→ **Dataset excerpts**
Segment Open

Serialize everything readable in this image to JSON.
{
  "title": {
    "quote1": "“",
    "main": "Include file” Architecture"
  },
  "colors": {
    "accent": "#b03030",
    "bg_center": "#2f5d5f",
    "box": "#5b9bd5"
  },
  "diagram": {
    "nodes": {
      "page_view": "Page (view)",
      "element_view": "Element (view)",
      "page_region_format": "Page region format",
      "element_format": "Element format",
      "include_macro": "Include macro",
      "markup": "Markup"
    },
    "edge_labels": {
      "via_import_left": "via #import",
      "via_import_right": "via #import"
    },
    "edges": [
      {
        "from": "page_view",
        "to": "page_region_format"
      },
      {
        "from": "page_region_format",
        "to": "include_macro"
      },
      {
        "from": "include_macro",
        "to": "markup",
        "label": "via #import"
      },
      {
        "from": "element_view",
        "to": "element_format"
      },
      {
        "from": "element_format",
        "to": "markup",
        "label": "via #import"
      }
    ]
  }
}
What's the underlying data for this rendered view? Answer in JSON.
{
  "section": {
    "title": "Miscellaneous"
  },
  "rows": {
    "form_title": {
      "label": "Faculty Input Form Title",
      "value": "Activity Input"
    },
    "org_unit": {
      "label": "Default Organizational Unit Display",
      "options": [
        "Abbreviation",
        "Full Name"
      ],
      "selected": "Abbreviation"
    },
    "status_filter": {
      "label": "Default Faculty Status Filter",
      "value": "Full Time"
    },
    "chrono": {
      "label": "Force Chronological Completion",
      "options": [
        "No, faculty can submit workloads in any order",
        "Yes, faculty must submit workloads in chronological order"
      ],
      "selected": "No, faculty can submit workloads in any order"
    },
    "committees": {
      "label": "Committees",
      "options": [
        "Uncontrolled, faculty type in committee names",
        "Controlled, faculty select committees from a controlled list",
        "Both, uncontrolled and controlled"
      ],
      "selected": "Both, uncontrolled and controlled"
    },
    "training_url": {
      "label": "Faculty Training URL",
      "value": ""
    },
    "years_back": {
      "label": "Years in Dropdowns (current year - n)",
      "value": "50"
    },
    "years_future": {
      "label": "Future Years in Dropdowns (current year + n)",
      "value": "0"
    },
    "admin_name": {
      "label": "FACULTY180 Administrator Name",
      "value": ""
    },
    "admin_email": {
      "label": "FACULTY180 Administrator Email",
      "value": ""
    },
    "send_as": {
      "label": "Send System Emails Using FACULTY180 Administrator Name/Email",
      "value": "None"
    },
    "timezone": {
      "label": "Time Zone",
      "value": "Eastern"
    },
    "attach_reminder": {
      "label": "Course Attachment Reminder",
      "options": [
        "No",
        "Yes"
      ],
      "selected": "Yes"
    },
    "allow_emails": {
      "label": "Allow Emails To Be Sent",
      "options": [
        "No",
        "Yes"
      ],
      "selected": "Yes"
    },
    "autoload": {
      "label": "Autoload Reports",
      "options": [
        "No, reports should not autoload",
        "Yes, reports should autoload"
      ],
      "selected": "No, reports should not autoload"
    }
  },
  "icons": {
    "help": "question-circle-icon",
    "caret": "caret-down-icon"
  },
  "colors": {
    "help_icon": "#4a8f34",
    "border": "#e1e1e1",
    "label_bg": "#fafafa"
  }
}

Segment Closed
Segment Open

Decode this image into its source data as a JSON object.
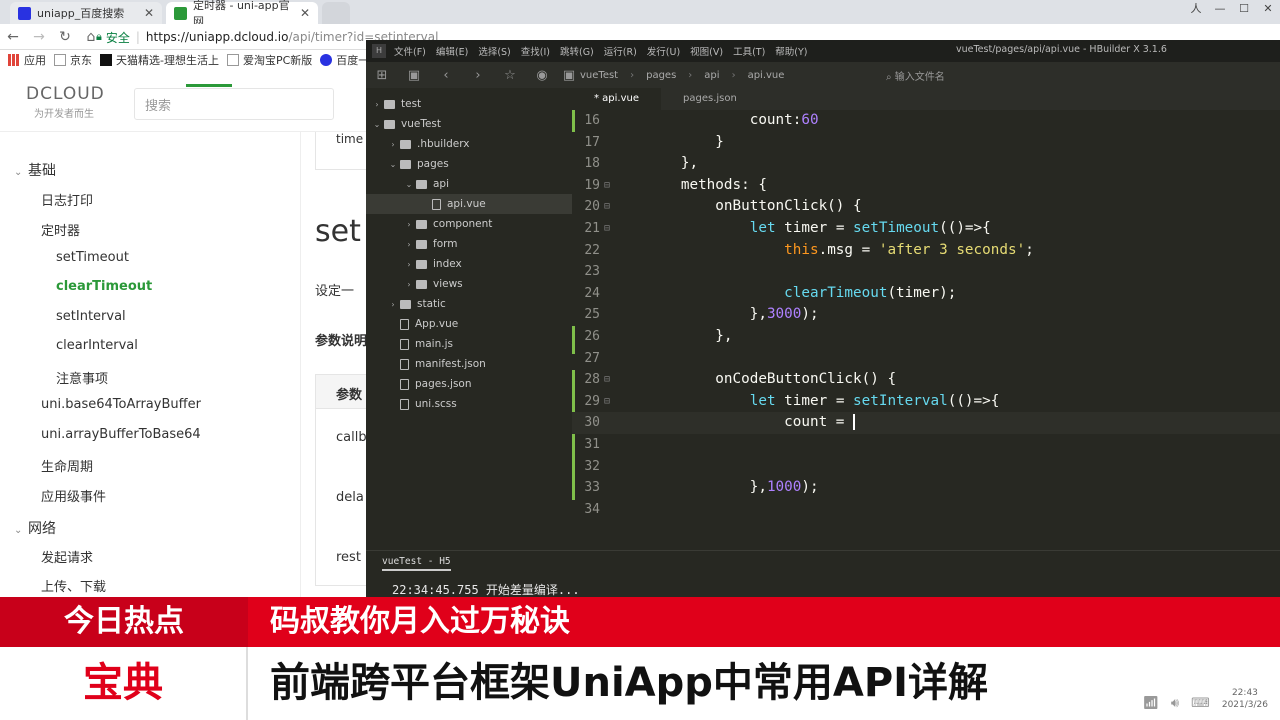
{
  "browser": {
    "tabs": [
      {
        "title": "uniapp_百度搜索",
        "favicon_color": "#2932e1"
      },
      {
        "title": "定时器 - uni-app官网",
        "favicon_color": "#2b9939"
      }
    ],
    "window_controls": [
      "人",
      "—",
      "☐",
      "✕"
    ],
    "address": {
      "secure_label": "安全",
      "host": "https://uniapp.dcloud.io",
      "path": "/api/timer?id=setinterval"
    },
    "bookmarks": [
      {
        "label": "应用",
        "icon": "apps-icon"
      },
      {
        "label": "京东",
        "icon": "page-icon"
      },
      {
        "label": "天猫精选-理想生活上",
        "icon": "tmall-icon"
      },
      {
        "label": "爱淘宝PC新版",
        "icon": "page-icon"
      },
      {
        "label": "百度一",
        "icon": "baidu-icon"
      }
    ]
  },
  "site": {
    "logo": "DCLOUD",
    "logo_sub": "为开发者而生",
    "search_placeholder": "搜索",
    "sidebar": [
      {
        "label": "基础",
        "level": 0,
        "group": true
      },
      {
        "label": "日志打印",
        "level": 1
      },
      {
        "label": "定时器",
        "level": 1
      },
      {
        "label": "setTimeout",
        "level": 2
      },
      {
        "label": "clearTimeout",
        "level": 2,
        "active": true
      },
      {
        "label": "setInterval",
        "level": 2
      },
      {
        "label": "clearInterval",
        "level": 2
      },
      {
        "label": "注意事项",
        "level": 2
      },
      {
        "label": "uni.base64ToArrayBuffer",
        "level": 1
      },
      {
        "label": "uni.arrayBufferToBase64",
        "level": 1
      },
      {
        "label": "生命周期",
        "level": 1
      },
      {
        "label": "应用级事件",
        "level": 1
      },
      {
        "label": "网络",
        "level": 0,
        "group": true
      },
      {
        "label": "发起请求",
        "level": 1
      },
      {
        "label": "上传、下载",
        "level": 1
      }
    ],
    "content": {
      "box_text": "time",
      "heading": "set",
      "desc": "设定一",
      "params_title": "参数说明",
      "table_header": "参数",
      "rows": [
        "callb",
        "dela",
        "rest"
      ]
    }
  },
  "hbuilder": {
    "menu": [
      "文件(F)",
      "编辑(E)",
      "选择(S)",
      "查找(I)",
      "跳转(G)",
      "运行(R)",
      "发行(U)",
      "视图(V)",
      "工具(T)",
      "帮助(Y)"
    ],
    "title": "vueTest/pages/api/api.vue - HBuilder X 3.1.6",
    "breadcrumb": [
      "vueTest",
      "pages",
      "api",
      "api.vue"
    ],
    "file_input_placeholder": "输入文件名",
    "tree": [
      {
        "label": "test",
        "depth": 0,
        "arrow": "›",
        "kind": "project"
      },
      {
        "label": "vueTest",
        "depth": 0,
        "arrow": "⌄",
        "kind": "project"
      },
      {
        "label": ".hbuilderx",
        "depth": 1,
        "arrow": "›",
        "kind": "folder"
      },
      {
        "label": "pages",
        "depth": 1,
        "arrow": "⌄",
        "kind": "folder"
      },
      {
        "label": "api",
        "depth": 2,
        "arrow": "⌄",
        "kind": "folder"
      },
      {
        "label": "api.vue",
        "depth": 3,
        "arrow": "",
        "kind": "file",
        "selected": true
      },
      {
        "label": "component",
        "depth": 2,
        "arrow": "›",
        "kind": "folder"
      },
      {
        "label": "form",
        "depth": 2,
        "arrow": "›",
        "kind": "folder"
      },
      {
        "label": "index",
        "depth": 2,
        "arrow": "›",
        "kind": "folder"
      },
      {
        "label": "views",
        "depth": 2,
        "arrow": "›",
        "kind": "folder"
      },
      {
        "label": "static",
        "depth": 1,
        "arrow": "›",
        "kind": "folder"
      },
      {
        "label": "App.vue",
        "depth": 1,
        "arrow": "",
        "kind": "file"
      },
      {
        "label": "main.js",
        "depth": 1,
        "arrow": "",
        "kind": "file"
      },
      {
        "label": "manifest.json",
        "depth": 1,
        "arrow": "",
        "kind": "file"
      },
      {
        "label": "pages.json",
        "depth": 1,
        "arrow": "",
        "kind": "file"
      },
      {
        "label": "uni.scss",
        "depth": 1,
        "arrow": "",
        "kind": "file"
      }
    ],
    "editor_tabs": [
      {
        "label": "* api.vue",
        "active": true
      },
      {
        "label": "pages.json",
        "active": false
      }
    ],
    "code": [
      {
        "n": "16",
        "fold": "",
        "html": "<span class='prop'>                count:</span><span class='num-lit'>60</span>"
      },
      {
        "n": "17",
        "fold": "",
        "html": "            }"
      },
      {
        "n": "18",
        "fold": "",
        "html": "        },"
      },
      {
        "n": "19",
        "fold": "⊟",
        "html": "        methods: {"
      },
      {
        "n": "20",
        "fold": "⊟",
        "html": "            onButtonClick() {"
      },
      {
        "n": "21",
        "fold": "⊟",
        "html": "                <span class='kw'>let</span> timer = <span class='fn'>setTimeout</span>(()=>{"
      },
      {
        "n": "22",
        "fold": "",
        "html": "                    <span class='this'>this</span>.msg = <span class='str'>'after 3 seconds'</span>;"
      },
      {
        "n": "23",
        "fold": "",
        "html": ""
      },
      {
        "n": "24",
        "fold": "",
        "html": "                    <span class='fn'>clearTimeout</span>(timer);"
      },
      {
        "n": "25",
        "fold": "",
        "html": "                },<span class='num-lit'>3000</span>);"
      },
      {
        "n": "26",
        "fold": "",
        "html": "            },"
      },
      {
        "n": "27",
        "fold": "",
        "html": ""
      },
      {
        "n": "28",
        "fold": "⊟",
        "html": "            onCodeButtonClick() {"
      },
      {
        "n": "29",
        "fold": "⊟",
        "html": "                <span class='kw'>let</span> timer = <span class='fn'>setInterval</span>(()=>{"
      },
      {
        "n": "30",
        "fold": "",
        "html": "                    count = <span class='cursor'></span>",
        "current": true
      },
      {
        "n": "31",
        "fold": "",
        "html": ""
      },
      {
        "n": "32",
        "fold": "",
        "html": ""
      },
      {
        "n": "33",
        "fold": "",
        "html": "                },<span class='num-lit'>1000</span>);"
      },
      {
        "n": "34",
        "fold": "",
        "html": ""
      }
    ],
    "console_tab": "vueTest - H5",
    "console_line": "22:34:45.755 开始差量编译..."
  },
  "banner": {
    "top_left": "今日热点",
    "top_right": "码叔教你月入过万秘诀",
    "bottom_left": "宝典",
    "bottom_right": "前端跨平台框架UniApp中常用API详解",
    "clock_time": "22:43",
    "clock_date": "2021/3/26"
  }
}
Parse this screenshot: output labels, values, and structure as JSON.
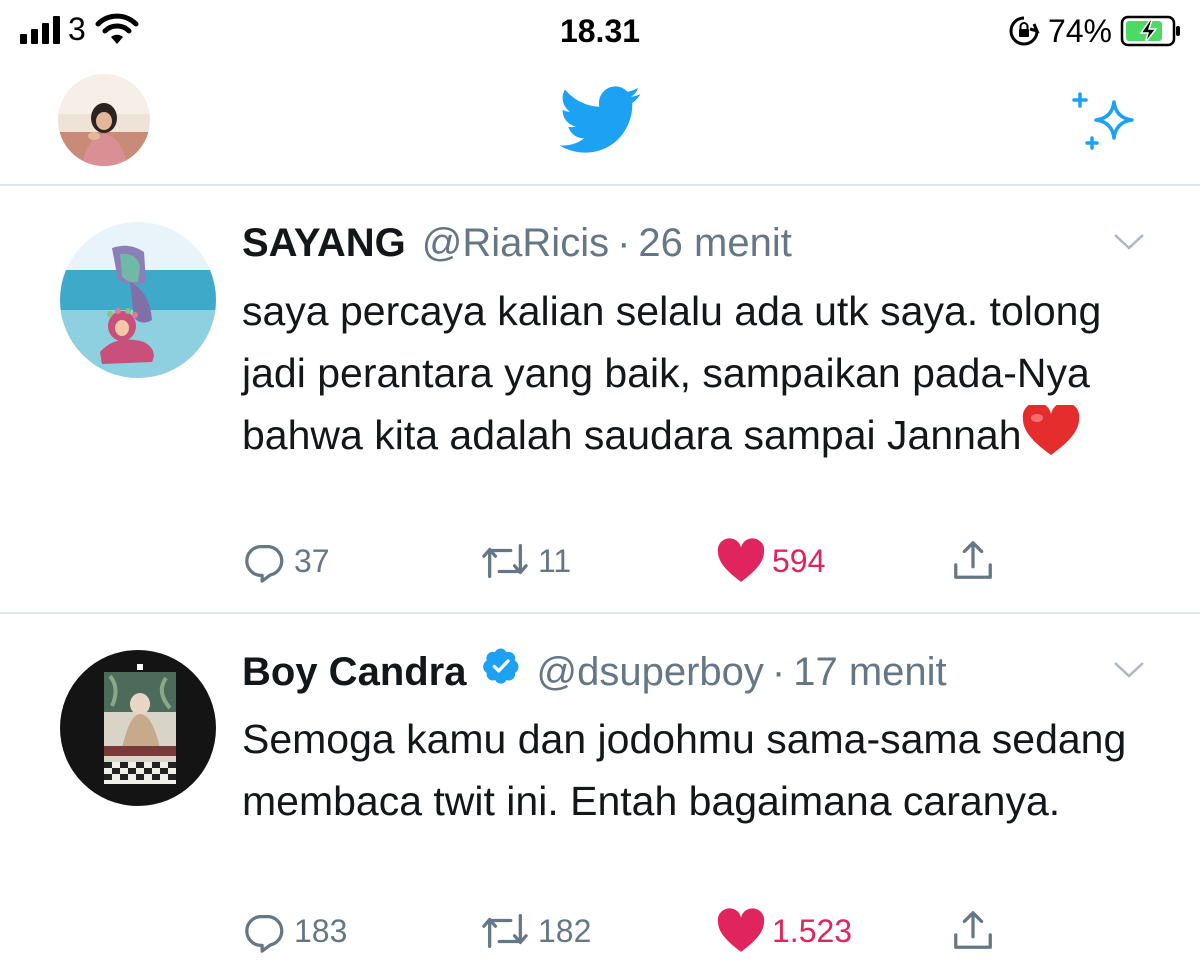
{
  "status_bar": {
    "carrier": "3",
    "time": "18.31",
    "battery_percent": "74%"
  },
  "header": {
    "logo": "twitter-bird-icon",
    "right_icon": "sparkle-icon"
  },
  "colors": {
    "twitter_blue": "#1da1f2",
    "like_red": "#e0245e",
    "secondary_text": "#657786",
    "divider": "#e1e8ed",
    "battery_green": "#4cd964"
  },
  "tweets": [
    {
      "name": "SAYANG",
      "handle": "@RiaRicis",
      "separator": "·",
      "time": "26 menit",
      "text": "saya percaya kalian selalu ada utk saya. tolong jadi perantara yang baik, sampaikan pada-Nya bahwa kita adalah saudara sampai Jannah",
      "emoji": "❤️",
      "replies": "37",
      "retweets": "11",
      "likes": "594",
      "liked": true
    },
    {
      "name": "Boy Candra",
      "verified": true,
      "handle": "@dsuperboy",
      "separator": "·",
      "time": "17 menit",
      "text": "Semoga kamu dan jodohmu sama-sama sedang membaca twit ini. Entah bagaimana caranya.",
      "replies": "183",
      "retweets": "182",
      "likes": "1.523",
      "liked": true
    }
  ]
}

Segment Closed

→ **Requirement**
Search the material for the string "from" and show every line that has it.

→ **Solved problem**
        "from": "page_view",
        "from": "page_region_format",
        "from": "include_macro",
        "from": "element_view",
        "from": "element_format",
        "Controlled, faculty select committees from a controlled list",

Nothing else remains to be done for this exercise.